My house’s balcony does not have a power outlet, but I want to take the weather data from there to feed my Home IoT the information on the temperature, relative humidity, sun light, etc.. All these time my weather station in my balcony (recently upgraded) was living on a 8800mAh Li-ion rechargeable battery pack, and it roughly lasts a bit more than a week before a recharge is needed. Which was good but not good enough. I want a totally hands free solution, that does not require me to recharge the battery once a week just to keep things going, therefore, I look into solar panels, hoping it would bring some light to this.
A quick search on the China’s largest online shop revealed thousands of choices of solar panels, with sizes and power ranged from miniature, mW panels for watches and calculators, to large, kW panels for industrial use. After some painful filtering (they have all those data from price, size, sales volume, credibility, speed of delivery, location, etc. search and filter criteria) process, I have come to select two different panels as an experiment, and this is one of them.
The above solar panel delvers 5V at max 1A according to the data available from the seller and costs a little more than €7, not a bad bargain.
However, even with 5V regulated power from the panel, it will not be enough to use with the weather station, I don’t want it stop working when there is no sun light, for example, in the night time. Instead of powering the weather station directly, we will use it to charge up a rechargeable battery so that it will power our weather station even the sun is not there.
At €1.4 each, I bought a few of these 3.7V rechargeable Li-ion batteries, I hope they will be suitable for use with the weather station as it drew a bit more than 4mW, so it should last about 2 days without the solar panel giving off any power to charge it. More about this later.
You will need a charging circuit to properly charge the Li-ion battery. A few quick searches yield a very interesting board – an all-in-one battery charger with 5V DC-DC voltage switching regulator output board, selling only at €1.7 each, provides the necessary batter charging function, overload protection and 5V regulated output.
All the components – battery, charging circuitry board, solar panel – are in place, it is then just a matter of putting them together and place under the sun for it’s first use.
As seen from the above picture, the red, charging LED lits up when there is enough sun light around, this should supply enough charging current to keep the battery fully charged during the day time.
As mentioned earlier, the 1200mAh battery shall last for approximately 2 days when fully charged. This is because the weather station only wake up from deep sleep every 10 minutes, and spent approximately 10s to read the sensors’ reading, connect to Wi-Fi network and upload the data.
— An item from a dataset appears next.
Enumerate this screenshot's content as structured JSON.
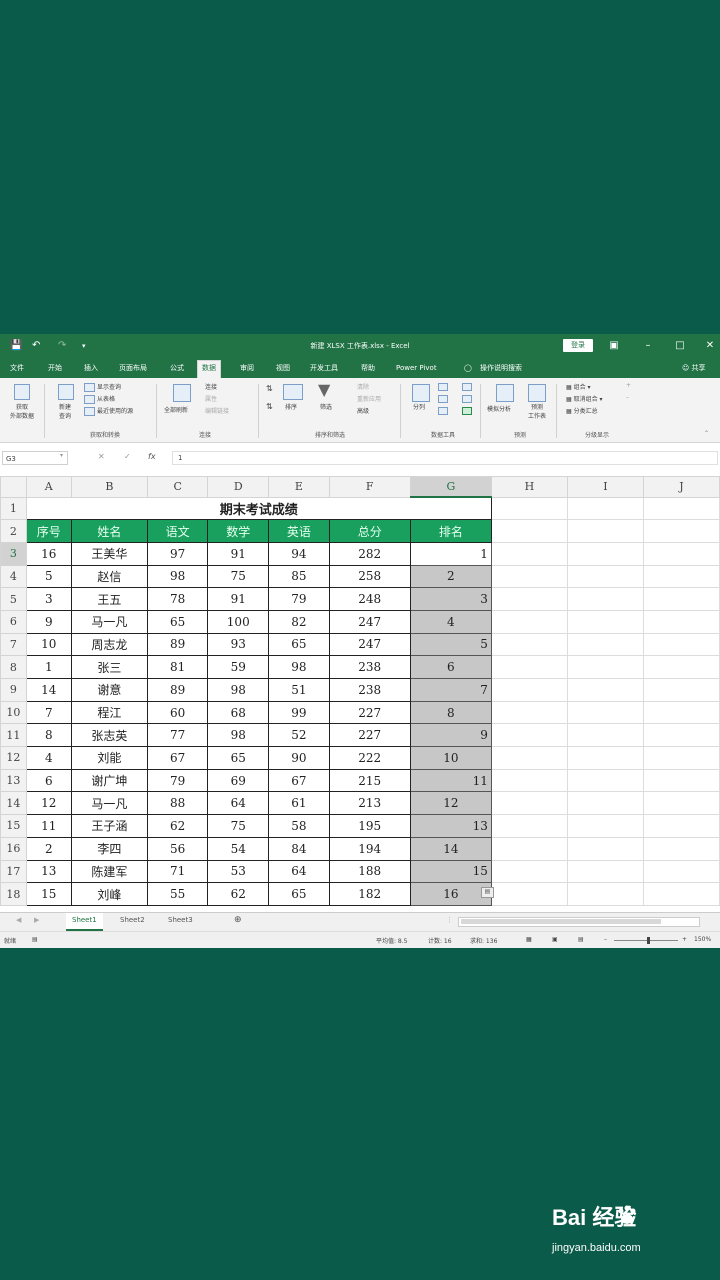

Using a bigger capacity battery might be problematic because of the relatively small charging current – 1A only under direct sun light, and on average, <100mA in a sunny day when not under direct sun light. That is, with more or less 8 hours of indirect sun light, it will never fully charge up even a 1200mAh battery during the day. However, it should be ample enough to cover the energy used by the weather station during the night time.